Damian Jones was the Golden State Warriors' first round pick in 2016 and only had limited playing time during his rookie season. It remains to be seen how he'll be utilized during his second season with the team.
The allure of the unknown within the Golden State Warriors organization is perhaps strongest regarding Damian Jones.
On a championship roster that boasts such formidable depth, opportunities for young players can be scarce. Jones is penciled in as the third string center behind Zaza Pachulia and JaVale McGee, but visions of what he would be able to do with increased playing time previously ran rampant when the roster was still in flux.
It wasn’t clear at the beginning of the offseason that Pachulia or McGee would re-sign with the team, and Jones was on the verge of being delegated more responsibility for the upcoming 2017-2018 season.
With Pachulia and McGee back, it remains to be seen how much Jones will be utilized by the coaching staff next season.
Right before the 2016 NBA Draft, he tore his right pectoral muscle during a workout, but the Warriors were still intrigued enough by his talent to take him 30th overall.
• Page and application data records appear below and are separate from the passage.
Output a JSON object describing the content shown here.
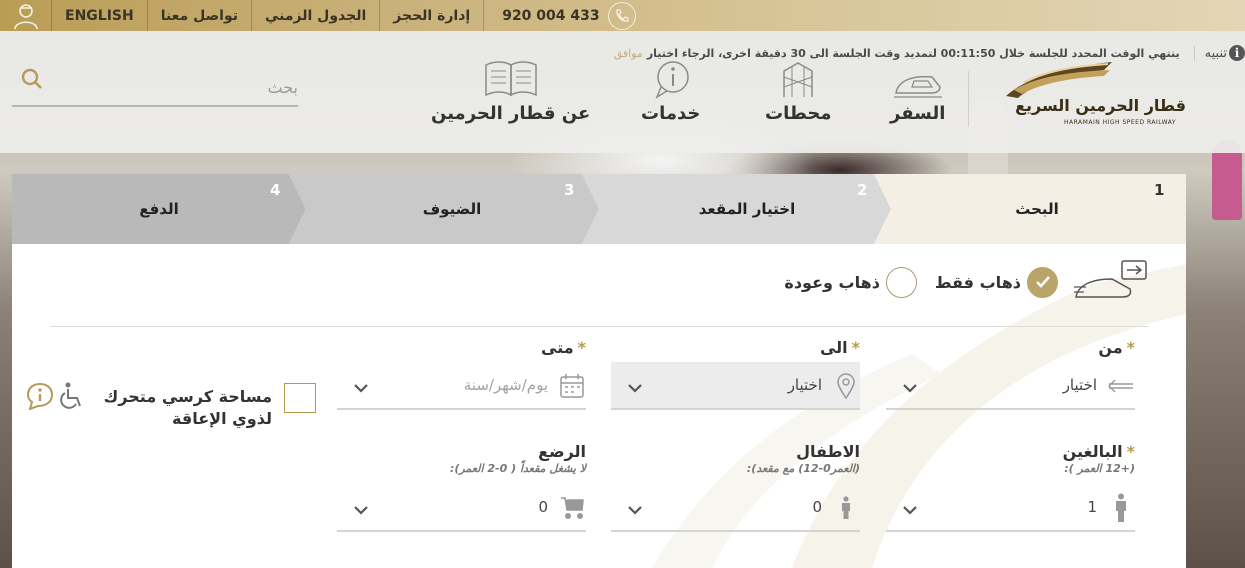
{
  "topbar": {
    "language": "ENGLISH",
    "contact": "تواصل معنا",
    "schedule": "الجدول الزمني",
    "manage_booking": "إدارة الحجز",
    "phone": "920 004 433"
  },
  "notice": {
    "label": "تنبيه",
    "message": "ينتهي الوقت المحدد للجلسة خلال 00:11:50  لتمديد وقت الجلسة الى 30 دقيقة اخرى، الرجاء اختيار",
    "ok": "موافق"
  },
  "logo": {
    "name_ar": "قطار الحرمين السريع",
    "name_en": "HARAMAIN HIGH SPEED RAILWAY"
  },
  "nav": {
    "travel": "السفر",
    "stations": "محطات",
    "services": "خدمات",
    "about": "عن قطار الحرمين"
  },
  "search": {
    "placeholder": "بحث"
  },
  "steps": [
    {
      "num": "1",
      "label": "البحث"
    },
    {
      "num": "2",
      "label": "اختيار المقعد"
    },
    {
      "num": "3",
      "label": "الضيوف"
    },
    {
      "num": "4",
      "label": "الدفع"
    }
  ],
  "trip": {
    "one_way": "ذهاب فقط",
    "round_trip": "ذهاب وعودة",
    "selected": "one_way"
  },
  "form": {
    "from": {
      "label": "من",
      "required": "*",
      "value": "اختيار"
    },
    "to": {
      "label": "الى",
      "required": "*",
      "value": "اختيار"
    },
    "when": {
      "label": "متى",
      "required": "*",
      "placeholder": "يوم/شهر/سنة"
    },
    "adults": {
      "label": "البالغين",
      "required": "*",
      "sub": "(+12 العمر ):",
      "value": "1"
    },
    "children": {
      "label": "الاطفال",
      "sub": "(العمر0-12) مع مقعد):",
      "value": "0"
    },
    "infants": {
      "label": "الرضع",
      "sub": "لا يشغل مقعداً ( 0-2 العمر):",
      "value": "0"
    }
  },
  "wheelchair": {
    "label": "مساحة كرسي متحرك\nلذوي الإعاقة"
  },
  "colors": {
    "gold": "#b69a55",
    "active_step": "#f3efe4",
    "inactive_step": "#cfcfcf",
    "top_bar": "#c9b079"
  }
}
With the success general manager Bob Myers has had in building through the draft with picks like Harrison Barnes, Festus Ezeli, and Draymond Green, it gives Jones extra credibility that the Warriors were willing to take a chance on him.
Scouting Report on Damian Jones
Like Ezeli, Jones is a center from Vanderbilt taken at pick number 30. Jones stands at 7’0’’ and weighs 245 LBS.
He split time between the NBA and the D-League last season. He saw action in 10 NBA games and averaged 8.5 minutes per game.
It’s an extremely small sample size to project what he can ultimately accomplish at this level, but he possesses vast potential.
His nearly 7’4’’ wingspan and impressive athleticism indicate that there is a solid probability that he can develop into a reliable rim protector on the defensive end. He also has quick feet and can stay with perimeter players on pick-and-roll switches.
Shot-blocking seemed to come more naturally to him at Vanderbilt than rebounding. For a center as large and athletic as he is, he wasn’t as dominant of a rebounder in college as one would expect.
However, he ranked 5th on the Warriors last season in Total Rebound Percentage, which offers a glimpse of where he can make an impact.
For some perspective, his Total Rebound Percentage last year of 14.8% is more than Paul Millsap’s career total of 14.74%. Again, it’s a very limited sample size, but certainly promising.
His offensive skill set needs more polish. He relied mainly on his athleticism to score while in college and never developed a particularly skilled post-game with the Commodores.
Only Anderson Varejao averaged fewer points per 48 minutes on the Warriors than Jones did last season, illustrating his still limited offensive game.
He didn’t especially impress as a passer coming out of college either, which is something that the Warriors count on their centers to be adept at.
The re-signings of Pachulia and McGee might end up being a blessing in disguise for Jones, even if it means less playing time for him in the foreseeable future.
It will give him another season to develop his game further with the Santa Cruz Warriors down in the NBA G League (formerly the NBA D-League). He played in 31 games for them last season.
If the team is entirely healthy, Jones probably won’t be one of the 12 active players on the roster. Stephen Curry, Kevin Durant, Klay Thompson, Draymond Green, Andre Iguodala, Shaun Livingston, Nick Young, Pachulia, McGee, David West, Omri Casspi, and Patrick McCaw are the top 12 guys.
That leaves the remaining roster spots to be filled with Jones, Kevon Looney, and Jordan Bell as the regular season approaches.
For the time being, Jones will continue to serve as an enticing vision of what the future can hold for the Warriors at the center position.